PROBLEM DESCRIPTION => Go through the lines below and copy each one that holds the string "browser".
*** DATA SECTION Section Begins ***
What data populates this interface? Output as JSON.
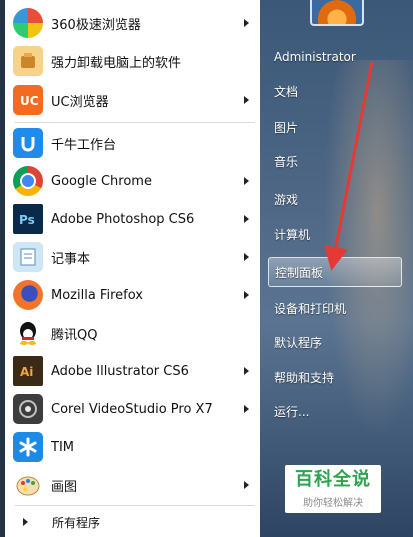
{
  "programs": [
    {
      "label": "360极速浏览器",
      "icon": "360-browser-icon",
      "color": "#7bc043",
      "arrow": true
    },
    {
      "label": "强力卸载电脑上的软件",
      "icon": "uninstaller-icon",
      "color": "#f7b32b",
      "arrow": false
    },
    {
      "label": "UC浏览器",
      "icon": "uc-browser-icon",
      "color": "#f26b21",
      "arrow": true
    },
    {
      "label": "千牛工作台",
      "icon": "qianniu-icon",
      "color": "#1f8ceb",
      "arrow": false
    },
    {
      "label": "Google Chrome",
      "icon": "chrome-icon",
      "color": "#db4437",
      "arrow": true
    },
    {
      "label": "Adobe Photoshop CS6",
      "icon": "photoshop-icon",
      "color": "#0b2a4a",
      "arrow": true
    },
    {
      "label": "记事本",
      "icon": "notepad-icon",
      "color": "#6fb3e0",
      "arrow": true
    },
    {
      "label": "Mozilla Firefox",
      "icon": "firefox-icon",
      "color": "#f0742b",
      "arrow": true
    },
    {
      "label": "腾讯QQ",
      "icon": "qq-icon",
      "color": "#111111",
      "arrow": false
    },
    {
      "label": "Adobe Illustrator CS6",
      "icon": "illustrator-icon",
      "color": "#3a2a16",
      "arrow": true
    },
    {
      "label": "Corel VideoStudio Pro X7",
      "icon": "videostudio-icon",
      "color": "#5a5a5a",
      "arrow": true
    },
    {
      "label": "TIM",
      "icon": "tim-icon",
      "color": "#1d8be6",
      "arrow": false
    },
    {
      "label": "画图",
      "icon": "paint-icon",
      "color": "#e0a040",
      "arrow": true
    }
  ],
  "all_programs": "所有程序",
  "right_items": [
    {
      "label": "Administrator",
      "name": "user-name-link",
      "selected": false
    },
    {
      "label": "文档",
      "name": "documents-link",
      "selected": false
    },
    {
      "label": "图片",
      "name": "pictures-link",
      "selected": false
    },
    {
      "label": "音乐",
      "name": "music-link",
      "selected": false
    },
    {
      "label": "游戏",
      "name": "games-link",
      "selected": false
    },
    {
      "label": "计算机",
      "name": "computer-link",
      "selected": false
    },
    {
      "label": "控制面板",
      "name": "control-panel-link",
      "selected": true
    },
    {
      "label": "设备和打印机",
      "name": "devices-printers-link",
      "selected": false
    },
    {
      "label": "默认程序",
      "name": "default-programs-link",
      "selected": false
    },
    {
      "label": "帮助和支持",
      "name": "help-support-link",
      "selected": false
    },
    {
      "label": "运行...",
      "name": "run-link",
      "selected": false
    }
  ],
  "watermark": {
    "main": "百科全说",
    "sub": "助你轻松解决"
  },
  "colors": {
    "annotation_arrow": "#e53935",
    "watermark_green": "#2ea44f"
  }
}
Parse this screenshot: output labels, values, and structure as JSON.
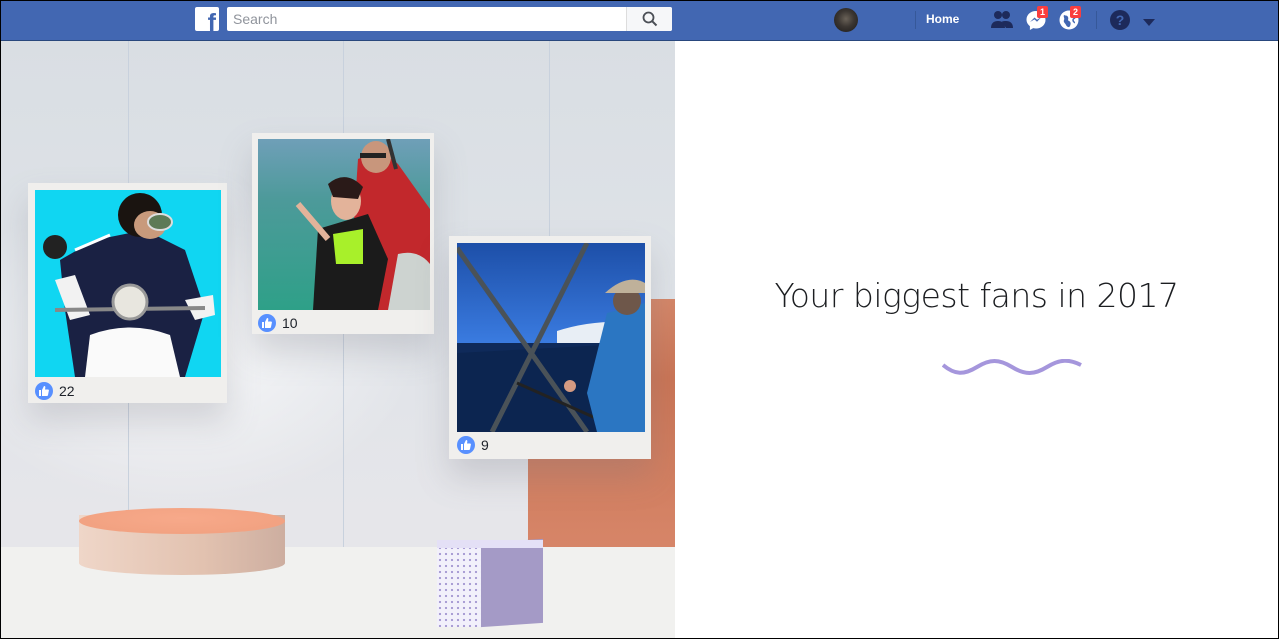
{
  "topbar": {
    "logo": "f",
    "search": {
      "placeholder": "Search",
      "value": ""
    },
    "home_label": "Home",
    "badges": {
      "messages": "1",
      "notifications": "2"
    },
    "icons": [
      "facebook-logo-icon",
      "search-icon",
      "avatar",
      "friend-requests-icon",
      "messenger-icon",
      "notifications-globe-icon",
      "help-icon",
      "dropdown-caret-icon"
    ]
  },
  "scene": {
    "photos": [
      {
        "subject": "man on scooter with goggles",
        "likes": "22"
      },
      {
        "subject": "tandem skydivers",
        "likes": "10"
      },
      {
        "subject": "man fishing on boat",
        "likes": "9"
      }
    ]
  },
  "right": {
    "headline": "Your biggest fans in 2017",
    "accent_color": "#a596dc"
  }
}
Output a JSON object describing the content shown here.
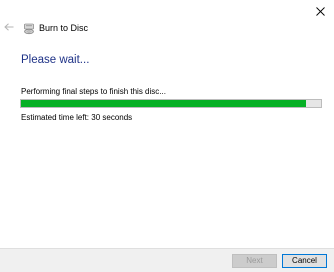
{
  "window": {
    "title": "Burn to Disc",
    "icons": {
      "close": "close-icon",
      "back": "back-arrow-icon",
      "app": "burn-disc-icon"
    }
  },
  "content": {
    "heading": "Please wait...",
    "status": "Performing final steps to finish this disc...",
    "progress": {
      "fraction": 0.95,
      "color": "#06b025"
    },
    "time_left": "Estimated time left: 30 seconds"
  },
  "footer": {
    "next_label": "Next",
    "next_enabled": false,
    "cancel_label": "Cancel"
  },
  "colors": {
    "heading": "#1e3287",
    "accent_border": "#0078d7"
  }
}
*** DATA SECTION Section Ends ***
YOUR SOLUTION =>
      "icon": "360-browser-icon",
      "icon": "uc-browser-icon",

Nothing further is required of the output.